Task item:
The entries are to be given again in full. Every word must match.

Source records:
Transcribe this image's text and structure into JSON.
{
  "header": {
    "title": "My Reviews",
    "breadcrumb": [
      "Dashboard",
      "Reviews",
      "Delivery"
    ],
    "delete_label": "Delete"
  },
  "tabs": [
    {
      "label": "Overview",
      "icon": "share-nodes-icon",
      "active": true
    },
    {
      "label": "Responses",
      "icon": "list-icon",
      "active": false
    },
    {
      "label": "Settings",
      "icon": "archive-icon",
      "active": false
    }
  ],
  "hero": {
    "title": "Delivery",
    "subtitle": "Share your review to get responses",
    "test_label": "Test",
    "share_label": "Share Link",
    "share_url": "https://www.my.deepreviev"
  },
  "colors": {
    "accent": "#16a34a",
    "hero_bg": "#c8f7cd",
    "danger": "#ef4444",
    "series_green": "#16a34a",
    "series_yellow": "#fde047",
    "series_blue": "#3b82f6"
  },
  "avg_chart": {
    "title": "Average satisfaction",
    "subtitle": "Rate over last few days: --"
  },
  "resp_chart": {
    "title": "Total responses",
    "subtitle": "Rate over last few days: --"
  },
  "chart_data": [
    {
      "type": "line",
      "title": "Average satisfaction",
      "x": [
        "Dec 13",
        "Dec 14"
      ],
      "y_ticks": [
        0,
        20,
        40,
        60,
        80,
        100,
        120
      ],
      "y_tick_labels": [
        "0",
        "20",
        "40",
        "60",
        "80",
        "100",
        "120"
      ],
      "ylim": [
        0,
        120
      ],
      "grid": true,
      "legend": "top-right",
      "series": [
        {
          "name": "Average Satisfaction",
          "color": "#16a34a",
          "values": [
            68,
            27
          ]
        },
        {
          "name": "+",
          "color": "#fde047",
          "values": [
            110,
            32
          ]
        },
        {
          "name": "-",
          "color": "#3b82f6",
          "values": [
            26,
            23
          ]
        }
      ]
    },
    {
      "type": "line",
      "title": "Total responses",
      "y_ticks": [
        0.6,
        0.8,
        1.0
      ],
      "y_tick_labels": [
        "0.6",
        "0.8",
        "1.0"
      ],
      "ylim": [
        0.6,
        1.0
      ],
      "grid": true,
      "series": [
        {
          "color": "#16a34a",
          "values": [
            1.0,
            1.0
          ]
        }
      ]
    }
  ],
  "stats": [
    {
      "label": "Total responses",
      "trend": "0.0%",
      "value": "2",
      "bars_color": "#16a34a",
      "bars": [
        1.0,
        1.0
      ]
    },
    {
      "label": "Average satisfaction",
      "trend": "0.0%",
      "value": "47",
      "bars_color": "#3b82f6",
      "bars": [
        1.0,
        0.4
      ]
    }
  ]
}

Solution:
Transcribe this image's text and structure into JSON.
{
  "header": {
    "title": "My Reviews",
    "breadcrumb": [
      "Dashboard",
      "Reviews",
      "Delivery"
    ],
    "delete_label": "Delete"
  },
  "tabs": [
    {
      "label": "Overview",
      "icon": "share-nodes-icon",
      "active": true
    },
    {
      "label": "Responses",
      "icon": "list-icon",
      "active": false
    },
    {
      "label": "Settings",
      "icon": "archive-icon",
      "active": false
    }
  ],
  "hero": {
    "title": "Delivery",
    "subtitle": "Share your review to get responses",
    "test_label": "Test",
    "share_label": "Share Link",
    "share_url": "https://www.my.deepreviev"
  },
  "colors": {
    "accent": "#16a34a",
    "hero_bg": "#c8f7cd",
    "danger": "#ef4444",
    "series_green": "#16a34a",
    "series_yellow": "#fde047",
    "series_blue": "#3b82f6"
  },
  "avg_chart": {
    "title": "Average satisfaction",
    "subtitle": "Rate over last few days: --"
  },
  "resp_chart": {
    "title": "Total responses",
    "subtitle": "Rate over last few days: --"
  },
  "chart_data": [
    {
      "type": "line",
      "title": "Average satisfaction",
      "x": [
        "Dec 13",
        "Dec 14"
      ],
      "y_ticks": [
        0,
        20,
        40,
        60,
        80,
        100,
        120
      ],
      "y_tick_labels": [
        "0",
        "20",
        "40",
        "60",
        "80",
        "100",
        "120"
      ],
      "ylim": [
        0,
        120
      ],
      "grid": true,
      "legend": "top-right",
      "series": [
        {
          "name": "Average Satisfaction",
          "color": "#16a34a",
          "values": [
            68,
            27
          ]
        },
        {
          "name": "+",
          "color": "#fde047",
          "values": [
            110,
            32
          ]
        },
        {
          "name": "-",
          "color": "#3b82f6",
          "values": [
            26,
            23
          ]
        }
      ]
    },
    {
      "type": "line",
      "title": "Total responses",
      "y_ticks": [
        0.6,
        0.8,
        1.0
      ],
      "y_tick_labels": [
        "0.6",
        "0.8",
        "1.0"
      ],
      "ylim": [
        0.6,
        1.0
      ],
      "grid": true,
      "series": [
        {
          "color": "#16a34a",
          "values": [
            1.0,
            1.0
          ]
        }
      ]
    }
  ],
  "stats": [
    {
      "label": "Total responses",
      "trend": "0.0%",
      "value": "2",
      "bars_color": "#16a34a",
      "bars": [
        1.0,
        1.0
      ]
    },
    {
      "label": "Average satisfaction",
      "trend": "0.0%",
      "value": "47",
      "bars_color": "#3b82f6",
      "bars": [
        1.0,
        0.4
      ]
    }
  ]
}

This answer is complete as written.